Writers Jerome Lawrence and Robert E. Lee named the overzealous prosecutor "Matthew Brady". When Roscoe 'Fatty' Arbuckle was tried for manslaughter three times in 1921 and 1922, the real overzealous prosecuting San Francisco District Attorney was named Matthew Brady. Matthew Brady was also the name of several real life historical figures including an English "Gentleman Bandit" who robbed several farms but refused to harm women in Tasmania in the 1820s. But the name Mathew Brady (with only one t) is most famously connected with the famous portrait and landscape photographer of the mid-1800s, best known for immortalizing American Civil War casualties.
The play Inherit the Wind and its various film adaptations have decisively shaped popular assumptions about the Scopes Trial, despite the fact that the story departs in numerous ways from the actual history of the trial. For instance, the townsfolk of Dayton, Tennessee, were not up in arms ready to lynch John T. Scopes for teaching Darwinism. Instead, leading citizens invited Scopes to be the defendant in a test case to challenge the law. Scopes's students had to be coached to testify that Scopes had taught them Darwinism so there could be a trial in the first place. Far more accurate is the depiction of the town's leading citizens seeing the trial as a chance to put their community on the map.
Unlike his fictional counterpart Matthew Harrison Brady, William Jennings Bryan did not object to the $100 fine as too lenient. Instead, he offered to pay the fine himself. Bryan supported state laws prohibiting public schools from teaching Darwin's theory of human origins, but he believed such laws should not include punishments for violating them.

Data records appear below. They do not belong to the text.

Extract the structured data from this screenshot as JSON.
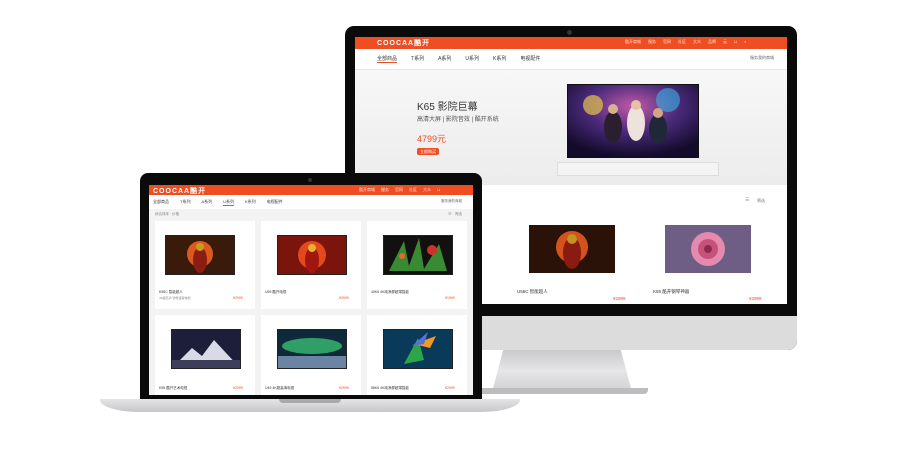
{
  "desktop": {
    "logo": "COOCAA酷开",
    "top_nav": [
      "酷开商城",
      "服务",
      "官网",
      "社区",
      "大众",
      "品牌",
      "云",
      "购物车",
      "搜索"
    ],
    "sub_nav": [
      "全部商品",
      "T系列",
      "A系列",
      "U系列",
      "K系列",
      "电视配件"
    ],
    "sub_nav_right": "服务我的商城",
    "hero": {
      "title": "K65 影院巨幕",
      "subtitle": "高清大屏 | 影院音效 | 酷开系统",
      "price": "4799元",
      "button": "立即购买"
    },
    "filter_label": "筛选",
    "products": [
      {
        "name": "U55C 智能超人",
        "sub": "",
        "price": "¥2999"
      },
      {
        "name": "K55 酷开钢琴神器",
        "sub": "",
        "price": "¥2999"
      }
    ]
  },
  "laptop": {
    "logo": "COOCAA酷开",
    "top_nav": [
      "酷开商城",
      "服务",
      "官网",
      "社区",
      "大众",
      "品牌",
      "购物车"
    ],
    "sub_nav": [
      "全部商品",
      "T系列",
      "A系列",
      "U系列",
      "K系列",
      "电视配件"
    ],
    "sub_nav_right": "服务我的商城",
    "sort_label": "综合排序 · 价格",
    "filter_label": "筛选",
    "products": [
      {
        "name": "K55C 智能超人",
        "sub": "4K超高清 智能语音电视",
        "price": "¥2999"
      },
      {
        "name": "U55 酷开电视",
        "sub": "",
        "price": "¥2999"
      },
      {
        "name": "40K6 4K纯净屏超薄智能",
        "sub": "",
        "price": "¥1999"
      },
      {
        "name": "K55 酷开艺术电视",
        "sub": "",
        "price": "¥2999"
      },
      {
        "name": "U49 4K超高清电视",
        "sub": "",
        "price": "¥2999"
      },
      {
        "name": "58K6 4K纯净屏超薄智能",
        "sub": "",
        "price": "¥2999"
      }
    ]
  },
  "colors": {
    "brand": "#ef4d22",
    "bezel": "#0a0a0a",
    "silver": "#d8d8da"
  }
}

There are references to the "Chautauqua meetings at Chattanooga" at the beginning of the film. It is interesting that these lines are in the movie, because the city of Chattanooga, Tennessee is only a 45 minute drive from Dayton, Tennessee, the real city where the actual Scopes Monkey Trial took place in 1925.